12/28/2014: Doing What You Love

The Fog and the Light

The Fog and the Light

MELBOURNE, FL — #Writing #MyLove

1:50 PM

Yesterday, reader Nathan was asking about my doubts and motivations when it comes to writing. What got me thinking was when he asked, “Did you ever ask the question how will it work out?

I used to. Back when I was trying. When I was trying to be a writer, I used to ask that question a lot. (“Writer” = Identity = “Me” = Very Important).

No more though. Now I write because I love to write. Thinking back on this, practically everything I’m good at, I love doing. Which isn’t too hard to understand really—nothing mystical at all here: What you love to do, you do more of it, so you naturally get better at it… and if you stick with it, you get good at it—maybe even great at it.

I no longer write with a goal of success in mind. I write because whatever it is—the subject of what I’m writing about—feels like it needs to be written. Ditto my photography. I’m not looking to be a success in my photography, I just love taking pictures, and sometimes the subjects of my photos feel like they want to be taken. Like they need to be taken.

Ironically, this screw-success-do-what-you-love attitude is reflected in my current spiritual practice. After my initial awakening five or so years ago, I deeply wanted to be a successful teacher and that was reflected in my blog and other works. This Wayne-the-teacher attitude/identity has faded quite a bit over the years, but it was only recently—with my deep disenchantment with the world (and a key reason for starting this journal)—that I’ve finally given up the idea of success… on convincing or selling this stuff to others.

Now I’m (paradoxically selfishly since my practice is all about selflessness) focused more on what I really love: TaoGodHer and my relationship with Her. Consequences be damned, I’m doing what I want.
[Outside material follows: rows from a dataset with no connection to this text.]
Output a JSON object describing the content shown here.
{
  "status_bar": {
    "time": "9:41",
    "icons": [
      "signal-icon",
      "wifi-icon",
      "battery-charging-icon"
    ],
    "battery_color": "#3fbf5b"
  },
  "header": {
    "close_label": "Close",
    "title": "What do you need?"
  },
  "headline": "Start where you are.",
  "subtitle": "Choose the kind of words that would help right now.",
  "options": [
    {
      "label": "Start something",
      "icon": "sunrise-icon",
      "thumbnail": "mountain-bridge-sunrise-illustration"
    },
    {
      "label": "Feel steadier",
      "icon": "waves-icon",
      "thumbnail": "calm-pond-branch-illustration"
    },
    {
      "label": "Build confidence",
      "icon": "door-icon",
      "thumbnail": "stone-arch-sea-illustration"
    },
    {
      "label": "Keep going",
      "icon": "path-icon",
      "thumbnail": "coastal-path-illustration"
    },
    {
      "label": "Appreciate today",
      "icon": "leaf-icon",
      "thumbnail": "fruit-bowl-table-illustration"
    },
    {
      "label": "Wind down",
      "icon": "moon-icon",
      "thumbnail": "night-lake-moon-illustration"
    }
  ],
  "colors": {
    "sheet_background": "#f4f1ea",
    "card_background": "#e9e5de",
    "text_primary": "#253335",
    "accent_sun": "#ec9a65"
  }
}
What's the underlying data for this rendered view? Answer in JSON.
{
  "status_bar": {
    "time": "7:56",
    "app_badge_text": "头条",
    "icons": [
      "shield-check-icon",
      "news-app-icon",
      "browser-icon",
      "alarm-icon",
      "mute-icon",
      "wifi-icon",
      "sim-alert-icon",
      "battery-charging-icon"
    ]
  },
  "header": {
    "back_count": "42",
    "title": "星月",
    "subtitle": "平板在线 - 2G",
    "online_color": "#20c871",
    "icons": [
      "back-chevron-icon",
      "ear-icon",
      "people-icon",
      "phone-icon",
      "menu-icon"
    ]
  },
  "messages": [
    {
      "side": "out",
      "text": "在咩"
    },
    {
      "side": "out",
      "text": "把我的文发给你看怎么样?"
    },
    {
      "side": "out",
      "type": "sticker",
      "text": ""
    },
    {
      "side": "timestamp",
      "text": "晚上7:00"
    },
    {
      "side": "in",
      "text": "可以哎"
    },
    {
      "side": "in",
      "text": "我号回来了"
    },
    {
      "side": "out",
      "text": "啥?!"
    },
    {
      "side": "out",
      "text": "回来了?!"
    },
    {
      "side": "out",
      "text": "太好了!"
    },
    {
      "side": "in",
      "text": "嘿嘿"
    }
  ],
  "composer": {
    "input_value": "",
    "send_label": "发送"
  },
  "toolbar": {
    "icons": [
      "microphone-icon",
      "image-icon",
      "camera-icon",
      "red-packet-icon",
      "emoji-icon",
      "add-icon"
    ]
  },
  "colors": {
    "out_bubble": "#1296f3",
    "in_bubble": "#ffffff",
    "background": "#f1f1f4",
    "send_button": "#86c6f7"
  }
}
That sounds kind of cold and cynical, but when you look at it, maybe there’s (unintentionally) more to this than at first appears. People seem to like my writing and photography, so maybe this doing-it-for-the-simple-love-of-TaoGodHer will have a similar effect.

3:13 PM

Re-reading the above, I’m struck once again with how the Everything-Is-Alive archetype (for lack of a better phrase) keeps appearing in my awareness. As the I-thing dies/dissolves, TaoGodHer starts to suffuse things and thoughts: The Light/Dark archetypes; the insights needing to be written; the objects wanting to be photographed.

This isn’t a mental thing for me. It’s not a theory or an explanation or a philosophy. It’s a real thing, an experienced thing.

Everything—not just things, but even concepts—feels alive. Everything feels suffused with Her essence.

12/27/2014: To The Writers

Picture of a Picture of Panera Bread

Picture of a Picture of Panera Bread

MELBOURNE, FL — #Writing #FourthWall

8:12 AM

In between the Joy of Eternal Being practice, I’ve been “tinkering” with a few techy things in Ulysses. I’ve been tweaking my workflow, researching the built-in stylesheets in preparation for exporting these journal posts into ebook format, and playing with Ulysses’ beta version for the iPad.

One of the reasons I love Ulysses—besides its simple and clean interface—is in how logically it is designed. Similar to web design, you write the “source code” (your text) and use stylesheets to export your text to various formats (Word, rich-text, HTML, ePub, …). They have built in stylesheets so you don’t have to know anything special to export your work, but—if you do know CSS—you can create your own stylesheets to customize your own personal designs.

I use Ulysses to write all the text for this blog, then export it to HTML to preview it in the browser. When I’m satisfied, I simply copy and paste the text from the browser view into WordPress for publication on the blog. What is key in all this is that I’ll use the same source text to export all the blog posts into ePub format to create the ebooks at a later date. Same source text—two different products.

This strategy Ulysses decided on—one source document that can create many output documents—is a huge benefit for today’s writers faced with a multitude of publishing formats demanded by the industry and technology: A double spaced plain text document for editors, a Word document for agents and publishers, a PDF document for proofreaders, an HTML document for the web, an ePub document for ebooks, ….

I wish I had done this with the WayneWirs.com site, it would have made Awakening of a Mystic—a collection of previous blog posts—a piece of cake (I still haven’t compiled, copy/pasted,  and/or massaged Awakening out of the posts I tagged four months ago because it’s such a mess).

Note: I highly recommend the book, Writing A Novel With Ulysses III by David Hewson for some great tips on using Ulysses and organizing your writing in it.